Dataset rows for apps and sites
######
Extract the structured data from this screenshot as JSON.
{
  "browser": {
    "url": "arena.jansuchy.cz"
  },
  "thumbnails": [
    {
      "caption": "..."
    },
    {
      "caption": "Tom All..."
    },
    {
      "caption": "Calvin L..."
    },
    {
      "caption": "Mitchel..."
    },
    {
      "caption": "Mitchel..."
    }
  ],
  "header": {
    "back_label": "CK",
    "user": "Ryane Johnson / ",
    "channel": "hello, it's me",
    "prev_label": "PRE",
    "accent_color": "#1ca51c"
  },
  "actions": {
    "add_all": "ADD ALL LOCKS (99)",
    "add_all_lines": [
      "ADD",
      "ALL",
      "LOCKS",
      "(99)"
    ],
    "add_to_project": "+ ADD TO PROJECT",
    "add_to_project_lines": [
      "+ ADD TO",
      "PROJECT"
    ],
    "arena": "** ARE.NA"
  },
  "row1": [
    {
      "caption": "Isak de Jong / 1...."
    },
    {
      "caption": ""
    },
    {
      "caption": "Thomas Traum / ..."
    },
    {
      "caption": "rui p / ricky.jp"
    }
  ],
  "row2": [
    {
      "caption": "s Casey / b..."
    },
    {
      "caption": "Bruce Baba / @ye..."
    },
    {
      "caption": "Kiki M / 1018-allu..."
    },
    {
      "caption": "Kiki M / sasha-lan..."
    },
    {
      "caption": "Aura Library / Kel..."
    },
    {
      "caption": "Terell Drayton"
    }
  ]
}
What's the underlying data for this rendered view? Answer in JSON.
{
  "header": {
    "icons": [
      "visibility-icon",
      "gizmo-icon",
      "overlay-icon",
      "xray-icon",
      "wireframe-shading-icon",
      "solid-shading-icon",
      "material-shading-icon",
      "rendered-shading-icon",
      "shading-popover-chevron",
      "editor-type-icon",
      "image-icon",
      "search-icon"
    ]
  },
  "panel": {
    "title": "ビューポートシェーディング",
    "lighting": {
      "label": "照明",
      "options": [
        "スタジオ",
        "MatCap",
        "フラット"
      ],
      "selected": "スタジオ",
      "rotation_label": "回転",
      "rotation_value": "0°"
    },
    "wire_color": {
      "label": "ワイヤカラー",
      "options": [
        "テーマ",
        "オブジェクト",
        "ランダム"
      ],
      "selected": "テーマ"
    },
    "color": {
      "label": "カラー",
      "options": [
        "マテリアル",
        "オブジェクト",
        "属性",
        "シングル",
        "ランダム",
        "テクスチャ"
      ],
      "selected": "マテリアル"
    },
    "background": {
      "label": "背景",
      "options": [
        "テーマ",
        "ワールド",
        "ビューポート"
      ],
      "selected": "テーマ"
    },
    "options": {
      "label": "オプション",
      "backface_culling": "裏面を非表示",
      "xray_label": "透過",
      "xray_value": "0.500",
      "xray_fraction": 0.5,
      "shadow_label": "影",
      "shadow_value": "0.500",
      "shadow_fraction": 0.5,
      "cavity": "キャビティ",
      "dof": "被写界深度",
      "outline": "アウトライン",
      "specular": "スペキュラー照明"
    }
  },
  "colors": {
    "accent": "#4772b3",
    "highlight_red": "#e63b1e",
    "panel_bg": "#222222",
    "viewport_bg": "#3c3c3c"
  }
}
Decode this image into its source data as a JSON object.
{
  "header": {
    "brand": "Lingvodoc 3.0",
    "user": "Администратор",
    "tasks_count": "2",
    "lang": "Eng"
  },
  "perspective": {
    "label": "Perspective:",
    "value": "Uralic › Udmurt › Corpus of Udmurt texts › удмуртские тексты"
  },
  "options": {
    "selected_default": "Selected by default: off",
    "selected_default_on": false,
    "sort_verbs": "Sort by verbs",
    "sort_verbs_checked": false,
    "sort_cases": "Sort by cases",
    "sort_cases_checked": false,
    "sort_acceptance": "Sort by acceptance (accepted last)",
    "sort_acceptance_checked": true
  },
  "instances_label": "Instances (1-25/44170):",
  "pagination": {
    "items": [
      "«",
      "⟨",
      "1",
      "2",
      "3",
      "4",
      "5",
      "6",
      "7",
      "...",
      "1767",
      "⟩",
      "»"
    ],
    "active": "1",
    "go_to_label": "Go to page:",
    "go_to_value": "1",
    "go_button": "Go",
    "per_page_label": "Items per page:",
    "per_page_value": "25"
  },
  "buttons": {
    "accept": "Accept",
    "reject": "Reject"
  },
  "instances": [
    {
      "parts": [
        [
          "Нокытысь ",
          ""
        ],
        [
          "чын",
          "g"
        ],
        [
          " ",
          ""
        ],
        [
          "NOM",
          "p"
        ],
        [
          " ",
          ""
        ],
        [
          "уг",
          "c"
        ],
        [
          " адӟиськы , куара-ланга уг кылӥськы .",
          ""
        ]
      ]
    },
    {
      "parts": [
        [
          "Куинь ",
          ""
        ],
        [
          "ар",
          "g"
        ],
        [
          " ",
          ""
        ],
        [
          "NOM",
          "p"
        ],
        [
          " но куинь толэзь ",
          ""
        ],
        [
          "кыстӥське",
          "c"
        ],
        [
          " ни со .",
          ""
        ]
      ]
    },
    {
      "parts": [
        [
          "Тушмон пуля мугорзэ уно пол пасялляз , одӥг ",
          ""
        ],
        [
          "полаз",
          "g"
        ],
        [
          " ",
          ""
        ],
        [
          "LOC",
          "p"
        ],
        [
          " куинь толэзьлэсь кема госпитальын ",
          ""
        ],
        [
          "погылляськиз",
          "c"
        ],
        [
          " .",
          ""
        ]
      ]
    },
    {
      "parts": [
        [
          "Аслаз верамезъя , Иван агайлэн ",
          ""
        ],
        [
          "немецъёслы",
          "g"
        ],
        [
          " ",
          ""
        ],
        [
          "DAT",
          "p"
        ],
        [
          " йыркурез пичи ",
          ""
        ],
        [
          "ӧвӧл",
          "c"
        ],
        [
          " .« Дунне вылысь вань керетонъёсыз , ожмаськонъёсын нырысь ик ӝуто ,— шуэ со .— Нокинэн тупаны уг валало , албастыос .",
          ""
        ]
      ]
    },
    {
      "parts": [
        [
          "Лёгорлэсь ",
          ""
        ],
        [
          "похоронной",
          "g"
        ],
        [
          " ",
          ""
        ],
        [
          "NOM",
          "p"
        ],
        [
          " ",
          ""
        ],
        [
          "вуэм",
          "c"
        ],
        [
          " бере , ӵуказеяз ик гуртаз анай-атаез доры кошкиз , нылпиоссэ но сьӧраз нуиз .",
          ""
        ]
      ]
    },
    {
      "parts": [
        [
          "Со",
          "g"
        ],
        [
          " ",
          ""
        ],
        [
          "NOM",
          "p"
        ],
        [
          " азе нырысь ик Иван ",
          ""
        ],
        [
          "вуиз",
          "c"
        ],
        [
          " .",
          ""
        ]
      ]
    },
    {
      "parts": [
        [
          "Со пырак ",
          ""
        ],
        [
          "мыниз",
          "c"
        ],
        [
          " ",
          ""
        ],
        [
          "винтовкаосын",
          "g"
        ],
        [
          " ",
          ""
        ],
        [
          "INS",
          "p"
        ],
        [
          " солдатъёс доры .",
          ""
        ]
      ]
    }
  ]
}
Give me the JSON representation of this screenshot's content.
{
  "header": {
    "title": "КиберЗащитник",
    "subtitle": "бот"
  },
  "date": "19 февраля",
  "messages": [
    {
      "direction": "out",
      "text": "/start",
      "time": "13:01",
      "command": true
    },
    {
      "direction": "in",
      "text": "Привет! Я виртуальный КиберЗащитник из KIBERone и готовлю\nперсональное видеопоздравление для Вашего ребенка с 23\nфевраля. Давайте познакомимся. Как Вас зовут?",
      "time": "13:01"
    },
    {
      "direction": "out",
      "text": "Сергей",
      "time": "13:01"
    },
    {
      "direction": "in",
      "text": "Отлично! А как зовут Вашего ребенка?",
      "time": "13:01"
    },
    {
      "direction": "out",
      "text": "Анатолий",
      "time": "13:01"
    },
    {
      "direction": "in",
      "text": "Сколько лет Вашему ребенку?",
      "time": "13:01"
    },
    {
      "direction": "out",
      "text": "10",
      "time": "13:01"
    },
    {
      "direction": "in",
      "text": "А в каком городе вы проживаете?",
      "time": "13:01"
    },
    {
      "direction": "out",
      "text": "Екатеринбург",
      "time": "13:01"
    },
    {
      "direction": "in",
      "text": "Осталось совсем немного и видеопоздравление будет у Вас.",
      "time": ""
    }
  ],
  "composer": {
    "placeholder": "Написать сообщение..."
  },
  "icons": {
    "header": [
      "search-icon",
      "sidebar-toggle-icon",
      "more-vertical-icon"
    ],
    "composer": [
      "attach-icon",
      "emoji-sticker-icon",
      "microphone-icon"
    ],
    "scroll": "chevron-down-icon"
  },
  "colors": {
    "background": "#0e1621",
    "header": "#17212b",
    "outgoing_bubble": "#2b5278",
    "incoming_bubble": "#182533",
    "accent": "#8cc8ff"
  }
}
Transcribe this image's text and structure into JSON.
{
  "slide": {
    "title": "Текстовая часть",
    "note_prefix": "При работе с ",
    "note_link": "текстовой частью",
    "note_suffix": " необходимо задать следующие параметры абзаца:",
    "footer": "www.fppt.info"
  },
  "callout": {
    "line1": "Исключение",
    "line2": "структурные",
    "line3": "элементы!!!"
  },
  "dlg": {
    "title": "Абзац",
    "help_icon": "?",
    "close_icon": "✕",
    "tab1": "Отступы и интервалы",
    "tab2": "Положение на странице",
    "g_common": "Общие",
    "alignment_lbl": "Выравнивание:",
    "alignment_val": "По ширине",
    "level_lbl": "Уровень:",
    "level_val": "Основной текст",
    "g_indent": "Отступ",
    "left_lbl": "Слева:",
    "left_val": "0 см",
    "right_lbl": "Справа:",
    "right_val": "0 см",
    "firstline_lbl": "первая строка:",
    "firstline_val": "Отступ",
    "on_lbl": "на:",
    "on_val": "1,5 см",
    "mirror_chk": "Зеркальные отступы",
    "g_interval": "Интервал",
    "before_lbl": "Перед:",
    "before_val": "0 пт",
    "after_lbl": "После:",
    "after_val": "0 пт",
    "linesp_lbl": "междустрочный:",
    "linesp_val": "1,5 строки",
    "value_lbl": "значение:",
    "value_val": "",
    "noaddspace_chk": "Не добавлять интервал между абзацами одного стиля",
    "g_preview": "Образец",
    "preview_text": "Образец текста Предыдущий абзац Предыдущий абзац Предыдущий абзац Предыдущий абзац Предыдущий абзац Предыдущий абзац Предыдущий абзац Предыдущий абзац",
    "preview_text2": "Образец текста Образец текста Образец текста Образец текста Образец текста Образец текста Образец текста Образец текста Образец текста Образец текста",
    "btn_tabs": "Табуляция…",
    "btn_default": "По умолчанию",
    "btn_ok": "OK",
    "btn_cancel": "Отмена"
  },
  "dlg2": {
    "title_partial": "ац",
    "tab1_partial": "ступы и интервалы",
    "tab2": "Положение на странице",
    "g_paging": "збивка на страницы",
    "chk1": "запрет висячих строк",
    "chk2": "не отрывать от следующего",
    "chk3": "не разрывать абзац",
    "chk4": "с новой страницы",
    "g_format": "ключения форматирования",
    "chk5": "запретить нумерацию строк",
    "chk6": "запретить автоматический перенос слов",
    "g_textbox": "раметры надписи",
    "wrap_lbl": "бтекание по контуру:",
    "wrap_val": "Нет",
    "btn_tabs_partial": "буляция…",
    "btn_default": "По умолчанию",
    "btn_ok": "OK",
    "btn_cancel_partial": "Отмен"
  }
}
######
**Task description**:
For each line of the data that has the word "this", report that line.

**Response box**:
Extract the structured data from this screenshot as JSON.
What's the underlying data for this rendered view? Answer in JSON.
Decode this image into its source data as a JSON object.
Give me the JSON representation of this screenshot's content.
Transcribe this image's text and structure into JSON.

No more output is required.